(The data begins)

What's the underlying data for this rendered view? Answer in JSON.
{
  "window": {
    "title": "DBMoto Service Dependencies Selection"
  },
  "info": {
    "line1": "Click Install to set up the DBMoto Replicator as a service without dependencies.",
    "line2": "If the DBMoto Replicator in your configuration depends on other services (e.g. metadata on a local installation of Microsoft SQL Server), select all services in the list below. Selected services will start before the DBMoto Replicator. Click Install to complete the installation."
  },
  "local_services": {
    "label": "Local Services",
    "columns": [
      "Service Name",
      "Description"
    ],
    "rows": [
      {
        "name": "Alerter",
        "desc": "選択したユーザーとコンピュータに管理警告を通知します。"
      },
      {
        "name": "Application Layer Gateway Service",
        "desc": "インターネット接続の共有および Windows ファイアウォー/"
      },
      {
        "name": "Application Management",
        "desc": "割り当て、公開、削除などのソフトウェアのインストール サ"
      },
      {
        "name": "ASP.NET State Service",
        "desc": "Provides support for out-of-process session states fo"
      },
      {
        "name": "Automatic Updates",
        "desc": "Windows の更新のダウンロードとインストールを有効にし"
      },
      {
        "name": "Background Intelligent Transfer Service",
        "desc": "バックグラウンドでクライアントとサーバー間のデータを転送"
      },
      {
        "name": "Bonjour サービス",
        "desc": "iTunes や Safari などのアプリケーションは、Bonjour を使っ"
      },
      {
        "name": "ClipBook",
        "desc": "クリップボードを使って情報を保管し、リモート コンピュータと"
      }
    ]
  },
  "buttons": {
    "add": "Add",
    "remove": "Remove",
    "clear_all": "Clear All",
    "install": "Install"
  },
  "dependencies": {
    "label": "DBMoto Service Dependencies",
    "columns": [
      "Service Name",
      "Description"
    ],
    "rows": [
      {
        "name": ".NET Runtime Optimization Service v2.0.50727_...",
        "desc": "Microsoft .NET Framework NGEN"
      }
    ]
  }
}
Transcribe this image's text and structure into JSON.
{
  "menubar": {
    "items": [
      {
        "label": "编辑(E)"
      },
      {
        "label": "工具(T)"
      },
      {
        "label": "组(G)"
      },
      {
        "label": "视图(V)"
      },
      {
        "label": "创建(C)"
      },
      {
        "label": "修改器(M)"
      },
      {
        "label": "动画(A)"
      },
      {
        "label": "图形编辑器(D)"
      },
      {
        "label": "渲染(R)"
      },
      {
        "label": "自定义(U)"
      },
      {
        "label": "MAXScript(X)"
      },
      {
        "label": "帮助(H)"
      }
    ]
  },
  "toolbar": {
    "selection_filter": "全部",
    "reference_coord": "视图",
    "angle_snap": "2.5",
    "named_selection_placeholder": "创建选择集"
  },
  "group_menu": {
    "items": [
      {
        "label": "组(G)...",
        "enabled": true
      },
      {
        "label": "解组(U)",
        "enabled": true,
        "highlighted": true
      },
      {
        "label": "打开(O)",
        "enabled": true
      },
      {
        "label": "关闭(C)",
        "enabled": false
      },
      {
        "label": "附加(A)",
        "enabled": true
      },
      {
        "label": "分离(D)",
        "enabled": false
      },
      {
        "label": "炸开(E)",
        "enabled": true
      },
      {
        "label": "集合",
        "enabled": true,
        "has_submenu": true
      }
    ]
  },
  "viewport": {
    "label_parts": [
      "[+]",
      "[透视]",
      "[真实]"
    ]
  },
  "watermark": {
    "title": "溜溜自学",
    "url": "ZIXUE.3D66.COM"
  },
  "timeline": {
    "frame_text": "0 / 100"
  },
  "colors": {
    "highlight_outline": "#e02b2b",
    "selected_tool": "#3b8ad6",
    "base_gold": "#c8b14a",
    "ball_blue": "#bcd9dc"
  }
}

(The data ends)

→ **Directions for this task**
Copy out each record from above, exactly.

→ **Exercise result**
What's the underlying data for this rendered view? Answer in JSON.
{
  "window": {
    "title": "DBMoto Service Dependencies Selection"
  },
  "info": {
    "line1": "Click Install to set up the DBMoto Replicator as a service without dependencies.",
    "line2": "If the DBMoto Replicator in your configuration depends on other services (e.g. metadata on a local installation of Microsoft SQL Server), select all services in the list below. Selected services will start before the DBMoto Replicator. Click Install to complete the installation."
  },
  "local_services": {
    "label": "Local Services",
    "columns": [
      "Service Name",
      "Description"
    ],
    "rows": [
      {
        "name": "Alerter",
        "desc": "選択したユーザーとコンピュータに管理警告を通知します。"
      },
      {
        "name": "Application Layer Gateway Service",
        "desc": "インターネット接続の共有および Windows ファイアウォー/"
      },
      {
        "name": "Application Management",
        "desc": "割り当て、公開、削除などのソフトウェアのインストール サ"
      },
      {
        "name": "ASP.NET State Service",
        "desc": "Provides support for out-of-process session states fo"
      },
      {
        "name": "Automatic Updates",
        "desc": "Windows の更新のダウンロードとインストールを有効にし"
      },
      {
        "name": "Background Intelligent Transfer Service",
        "desc": "バックグラウンドでクライアントとサーバー間のデータを転送"
      },
      {
        "name": "Bonjour サービス",
        "desc": "iTunes や Safari などのアプリケーションは、Bonjour を使っ"
      },
      {
        "name": "ClipBook",
        "desc": "クリップボードを使って情報を保管し、リモート コンピュータと"
      }
    ]
  },
  "buttons": {
    "add": "Add",
    "remove": "Remove",
    "clear_all": "Clear All",
    "install": "Install"
  },
  "dependencies": {
    "label": "DBMoto Service Dependencies",
    "columns": [
      "Service Name",
      "Description"
    ],
    "rows": [
      {
        "name": ".NET Runtime Optimization Service v2.0.50727_...",
        "desc": "Microsoft .NET Framework NGEN"
      }
    ]
  }
}
Transcribe this image's text and structure into JSON.
{
  "menubar": {
    "items": [
      {
        "label": "编辑(E)"
      },
      {
        "label": "工具(T)"
      },
      {
        "label": "组(G)"
      },
      {
        "label": "视图(V)"
      },
      {
        "label": "创建(C)"
      },
      {
        "label": "修改器(M)"
      },
      {
        "label": "动画(A)"
      },
      {
        "label": "图形编辑器(D)"
      },
      {
        "label": "渲染(R)"
      },
      {
        "label": "自定义(U)"
      },
      {
        "label": "MAXScript(X)"
      },
      {
        "label": "帮助(H)"
      }
    ]
  },
  "toolbar": {
    "selection_filter": "全部",
    "reference_coord": "视图",
    "angle_snap": "2.5",
    "named_selection_placeholder": "创建选择集"
  },
  "group_menu": {
    "items": [
      {
        "label": "组(G)...",
        "enabled": true
      },
      {
        "label": "解组(U)",
        "enabled": true,
        "highlighted": true
      },
      {
        "label": "打开(O)",
        "enabled": true
      },
      {
        "label": "关闭(C)",
        "enabled": false
      },
      {
        "label": "附加(A)",
        "enabled": true
      },
      {
        "label": "分离(D)",
        "enabled": false
      },
      {
        "label": "炸开(E)",
        "enabled": true
      },
      {
        "label": "集合",
        "enabled": true,
        "has_submenu": true
      }
    ]
  },
  "viewport": {
    "label_parts": [
      "[+]",
      "[透视]",
      "[真实]"
    ]
  },
  "watermark": {
    "title": "溜溜自学",
    "url": "ZIXUE.3D66.COM"
  },
  "timeline": {
    "frame_text": "0 / 100"
  },
  "colors": {
    "highlight_outline": "#e02b2b",
    "selected_tool": "#3b8ad6",
    "base_gold": "#c8b14a",
    "ball_blue": "#bcd9dc"
  }
}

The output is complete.